Thackeray knows, perhaps better than anyone else, that hate does not always guarantee electoral success.
Going by his first press conference, Modi seems to have heeded that advice (which, to be fair, also came from the BJP's central leadership), proving that the roots of Indian secularism and multi-culturalism are too deep to be shaken by one election.
But that does not mean everything is right with Indian secularism. We cannot afford a repeat of Gujarat 2002 elsewhere. And heaven knows there are forces out there that want to do just that. Even a national party like the BJP is tempted to 'repeat Gujarat's success' in other states.
That has to be stopped. Because even though society remains largely secular, if the establishment falls into the hands of communalists, there will be only chaos all over.
The prime minister in his yearend musings said: "We chose to remain wedded to secularism even when Pakistan was carved out on the basis of the spurious and communal two-nation theory." If there was a need to remain wedded to secularism then, it is greater now.

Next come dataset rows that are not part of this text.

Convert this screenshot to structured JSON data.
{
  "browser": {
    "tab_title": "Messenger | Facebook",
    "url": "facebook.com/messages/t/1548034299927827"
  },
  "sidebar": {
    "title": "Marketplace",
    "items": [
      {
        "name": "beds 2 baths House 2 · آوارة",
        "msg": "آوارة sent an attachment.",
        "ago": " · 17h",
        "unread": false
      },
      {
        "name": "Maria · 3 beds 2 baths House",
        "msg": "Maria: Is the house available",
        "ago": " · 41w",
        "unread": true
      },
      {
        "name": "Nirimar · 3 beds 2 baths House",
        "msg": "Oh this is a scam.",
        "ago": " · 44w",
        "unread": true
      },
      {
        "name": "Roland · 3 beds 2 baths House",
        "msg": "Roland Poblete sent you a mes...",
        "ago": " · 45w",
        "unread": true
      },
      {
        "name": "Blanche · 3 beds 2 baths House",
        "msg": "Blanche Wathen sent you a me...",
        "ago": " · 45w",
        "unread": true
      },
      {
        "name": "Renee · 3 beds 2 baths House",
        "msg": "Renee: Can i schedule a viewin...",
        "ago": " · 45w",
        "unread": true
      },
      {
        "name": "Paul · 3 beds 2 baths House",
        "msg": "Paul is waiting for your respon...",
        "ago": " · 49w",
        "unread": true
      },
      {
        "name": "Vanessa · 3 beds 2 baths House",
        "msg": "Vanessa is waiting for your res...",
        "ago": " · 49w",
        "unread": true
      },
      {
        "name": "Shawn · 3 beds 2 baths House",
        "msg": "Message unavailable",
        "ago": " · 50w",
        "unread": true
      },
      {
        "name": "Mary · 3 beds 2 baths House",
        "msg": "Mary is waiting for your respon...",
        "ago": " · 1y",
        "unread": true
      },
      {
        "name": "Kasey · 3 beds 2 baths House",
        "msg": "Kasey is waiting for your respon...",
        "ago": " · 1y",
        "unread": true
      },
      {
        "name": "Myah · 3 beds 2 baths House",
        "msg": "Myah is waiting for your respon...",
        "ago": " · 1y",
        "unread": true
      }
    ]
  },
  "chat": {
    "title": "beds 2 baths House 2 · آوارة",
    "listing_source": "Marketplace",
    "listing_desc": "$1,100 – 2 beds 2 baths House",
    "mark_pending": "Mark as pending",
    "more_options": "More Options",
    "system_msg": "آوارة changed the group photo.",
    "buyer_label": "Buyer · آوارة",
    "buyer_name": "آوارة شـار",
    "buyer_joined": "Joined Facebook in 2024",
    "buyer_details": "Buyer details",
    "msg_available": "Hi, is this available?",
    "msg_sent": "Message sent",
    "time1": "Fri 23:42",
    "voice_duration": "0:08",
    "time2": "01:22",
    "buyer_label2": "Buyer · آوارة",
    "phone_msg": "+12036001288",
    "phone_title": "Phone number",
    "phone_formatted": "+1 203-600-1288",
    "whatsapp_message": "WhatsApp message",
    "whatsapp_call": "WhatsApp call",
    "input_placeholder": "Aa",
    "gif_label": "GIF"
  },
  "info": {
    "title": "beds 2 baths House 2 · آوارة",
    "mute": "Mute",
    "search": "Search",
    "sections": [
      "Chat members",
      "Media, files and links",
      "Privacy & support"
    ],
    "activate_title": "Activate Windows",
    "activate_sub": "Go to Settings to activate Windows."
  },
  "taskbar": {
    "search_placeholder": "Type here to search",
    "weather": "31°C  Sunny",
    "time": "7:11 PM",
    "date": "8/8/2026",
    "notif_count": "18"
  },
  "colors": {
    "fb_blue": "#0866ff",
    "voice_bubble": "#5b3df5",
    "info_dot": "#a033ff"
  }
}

The example of Pakistan after discarding secularism and democracy is there for all to see.
If majority communalism on the part of the ruling establishment could result in stability and prosperity, Pakistan should have been the most stable and prosperous nation on earth.
Pakistani society, like ours, is largely secular. Islamic fundamentalists never won more than 5 per cent of the votes. It took a political blunder by the general-dictator (ironically, a man who fancies himself as Pakistan's Ataturk), who banned mainstream political parties, that resulted in significant gains by fundamentalists in the recent elections.
But in Pakistan, the real power has always lain with the military, which was (especially in the post-Zia-ul-Haq phase) more than willing to fan majority communalism. The result has been sheer chaos, instability, and economic backwardness.
India has a choice: do we want stability and prosperity or do we want chaos, instability, and backwardness?
The BJP has a choice too: does it want to become a national party carrying all sections of society together or does it want to grab power with the help of Hindu jihadis and lead India into a phase of instability and chaos?
The Congress, ditto: can it afford to sleep while fanatics and religious bigots come to power? Or does it want to re-invent itself and offer a better alternative to the people?
We, the Indians (Hindus, Muslims, Sikhs, Christians, all of us) have a choice too: do we want to remain silent, as did the Pakistanis, while fanatics decide the fate of our nation? Do we want to make India a Hindu version of Pakistan?
India, collectively, has always made the right choice. That is why I remain eternally optimistic about the strength of Indian secularism.